“Signature brand stories represent a critical asset that can be leveraged over time and which can provide inspiration and direction both inside and outside the firm,” write David and Jennifer Aaker, marketing professors at the Berkeley-Hass School of Business and the Graduate School of Business at Stanford. “Signature stories are a powerful way to gain awareness, communicate, persuade, change behavior, and precipitate discussion. They are almost always far more efficient and impactful than simply communicating facts or features.”
In a paper about signature brand stories, the Aakers use the following example: “A Nordstrom customer in the mid-1970s walked into the Fairbanks, Alaska, store and asked to ‘return’ two worn snow tires. It was an awkward moment. Nordstrom, which had evolved from a shoe store to a department store, had never sold tires (although another company once did at this store’s site). Despite that fact, the salesperson that had been on the job only a few weeks, relying on a customer-first culture supported by a generous return policy, had no doubt what to do. He promptly took back the snow tires and refunded what the customer said he had paid.”

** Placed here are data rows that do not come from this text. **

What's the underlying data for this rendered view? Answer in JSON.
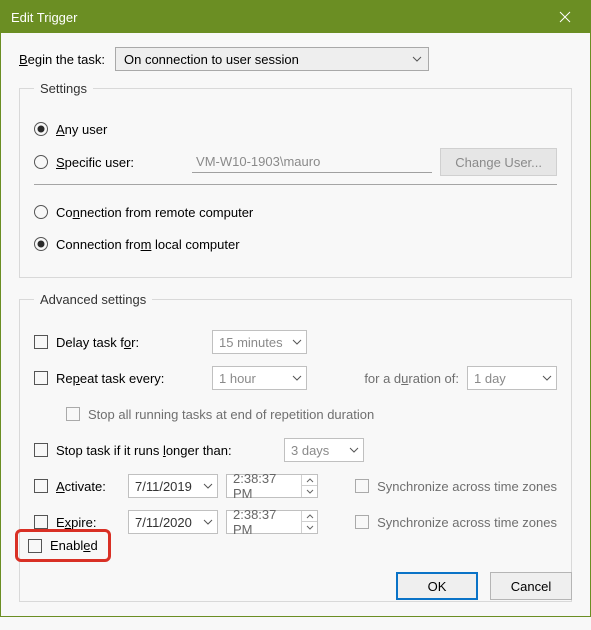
{
  "window": {
    "title": "Edit Trigger"
  },
  "begin": {
    "label": "Begin the task:",
    "selected": "On connection to user session"
  },
  "settings": {
    "legend": "Settings",
    "any_user": {
      "label": "Any user",
      "selected": true
    },
    "specific_user": {
      "label": "Specific user:",
      "selected": false,
      "value": "VM-W10-1903\\mauro"
    },
    "change_user_btn": "Change User...",
    "conn_remote": {
      "label": "Connection from remote computer",
      "selected": false
    },
    "conn_local": {
      "label": "Connection from local computer",
      "selected": true
    }
  },
  "advanced": {
    "legend": "Advanced settings",
    "delay_task": {
      "label": "Delay task for:",
      "value": "15 minutes",
      "checked": false
    },
    "repeat": {
      "label": "Repeat task every:",
      "value": "1 hour",
      "checked": false
    },
    "duration": {
      "label": "for a duration of:",
      "value": "1 day"
    },
    "stop_at_end": {
      "label": "Stop all running tasks at end of repetition duration",
      "checked": false
    },
    "stop_if_longer": {
      "label": "Stop task if it runs longer than:",
      "value": "3 days",
      "checked": false
    },
    "activate": {
      "label": "Activate:",
      "date": "7/11/2019",
      "time": "2:38:37 PM",
      "checked": false
    },
    "expire": {
      "label": "Expire:",
      "date": "7/11/2020",
      "time": "2:38:37 PM",
      "checked": false
    },
    "sync_tz": "Synchronize across time zones",
    "enabled": {
      "label": "Enabled",
      "checked": false
    }
  },
  "footer": {
    "ok": "OK",
    "cancel": "Cancel"
  }
}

Nordstrom (John Nordstrom pictured above) is known for its generous return policy, and it empowers employees to make the right decisions for its customers. Nordstrom leaders—as well as executives in many companies such as Nike, Accenture, KPMG, Southwest, and others—use stories to reinforce the values of their company cultures. Memos, e-mails, PowerPoint slides, or binders full of training material cannot replace a compelling signature brand story.
David and Jennifer Aaker say an impactful signature brand story includes the following seven elements:
1. It’s a story. A signature brand story is just that—a narrative with a beginning, middle, and end (a resolution).
2. It’s intriguing. According to the Aakers, an intriguing story is “thought-provoking, novel, informative, interesting, entertaining.”
3. It’s authentic. The characters, settings, and challenges must feel real. A story that doesn’t ring true will be perceived as fiction and may harm the speaker’s credibility.
4. It includes details. Small, vivid, or important details enhance the authenticity of the story.
5. It reveals a surprise. In a movie, this is the twist. It’s the M. Night Shyamalan moment when the audience says, Whoa, I didn’t see that coming.
6. It introduces empathetic characters. The listeners should be able to see themselves in the shoes—or context—of the hero.
7. It has conflict and tension. This is the stuff all great narratives are made of. If there’s no struggle or conflict, it makes for an uninteresting story. An empathetic hero overcoming a meaningful hurdle—and succeeding in the end—is irresistible.
Contributed to Branding Strategy Insider by: Carmine Gallo, adapted from his new book Five Stars. Copyright © 2018 by the author and reprinted by permission of St. Martin’s Press.
The Blake Project Can Help: The Strategic Brand Storytelling Workshop
Branding Strategy Insider is a service of The Blake Project: A strategic brand consultancy specializing in Brand Research, Brand Strategy, Brand Licensing and Brand Education